■ Your assignment ■
In which lines of the data does the string "Vimeo" appear? Copy every one.

■ Dataset records ■
* * * * * * * * *
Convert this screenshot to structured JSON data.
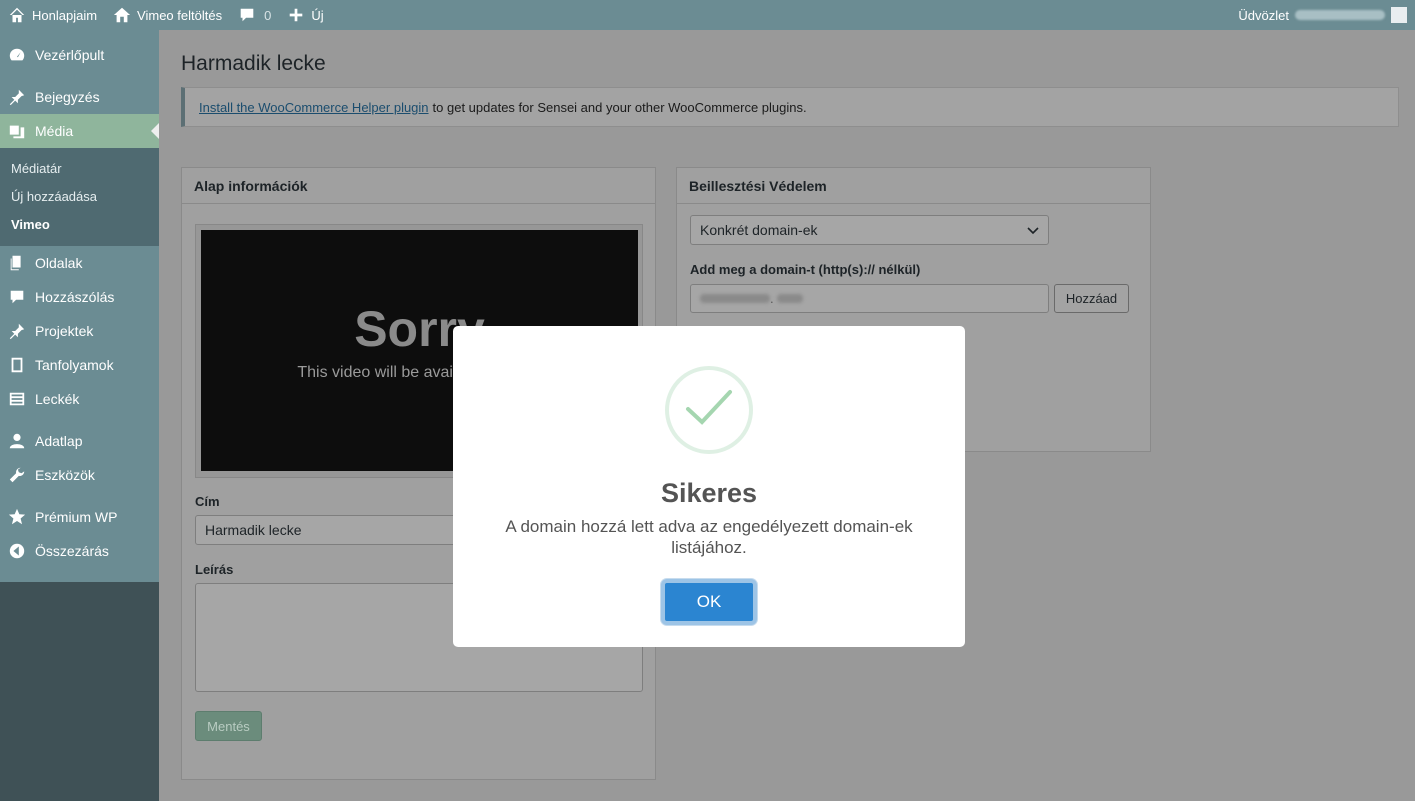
{
  "adminbar": {
    "site_label": "Honlapjaim",
    "upload_label": "Vimeo feltöltés",
    "comments_count": "0",
    "new_label": "Új",
    "greeting": "Üdvözlet"
  },
  "sidebar": {
    "items": [
      {
        "label": "Vezérlőpult",
        "icon": "dashboard-icon"
      },
      {
        "label": "Bejegyzés",
        "icon": "pin-icon"
      },
      {
        "label": "Média",
        "icon": "media-icon"
      },
      {
        "label": "Oldalak",
        "icon": "pages-icon"
      },
      {
        "label": "Hozzászólás",
        "icon": "comment-icon"
      },
      {
        "label": "Projektek",
        "icon": "pin-icon"
      },
      {
        "label": "Tanfolyamok",
        "icon": "book-icon"
      },
      {
        "label": "Leckék",
        "icon": "list-icon"
      },
      {
        "label": "Adatlap",
        "icon": "user-icon"
      },
      {
        "label": "Eszközök",
        "icon": "wrench-icon"
      },
      {
        "label": "Prémium WP",
        "icon": "star-icon"
      },
      {
        "label": "Összezárás",
        "icon": "collapse-icon"
      }
    ],
    "submenu": [
      "Médiatár",
      "Új hozzáadása",
      "Vimeo"
    ]
  },
  "page": {
    "title": "Harmadik lecke",
    "notice_link": "Install the WooCommerce Helper plugin",
    "notice_text": "to get updates for Sensei and your other WooCommerce plugins."
  },
  "basic_box": {
    "heading": "Alap információk",
    "video_title": "Sorry",
    "video_message": "This video will be available shortly.",
    "title_label": "Cím",
    "title_value": "Harmadik lecke",
    "description_label": "Leírás",
    "description_value": "",
    "save_label": "Mentés"
  },
  "embed_box": {
    "heading": "Beillesztési Védelem",
    "select_value": "Konkrét domain-ek",
    "domain_label": "Add meg a domain-t (http(s):// nélkül)",
    "domain_dot": ".",
    "add_label": "Hozzáad"
  },
  "modal": {
    "title": "Sikeres",
    "text": "A domain hozzá lett adva az engedélyezett domain-ek listájához.",
    "ok_label": "OK"
  },
  "colors": {
    "adminbar": "#6b8c93",
    "menu_active": "#8fb59c",
    "ok_button": "#2b85d1",
    "check": "#a5d6b0"
  }
}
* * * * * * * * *
■ Output for this task ■
    "upload_label": "Vimeo feltöltés",
      "Vimeo"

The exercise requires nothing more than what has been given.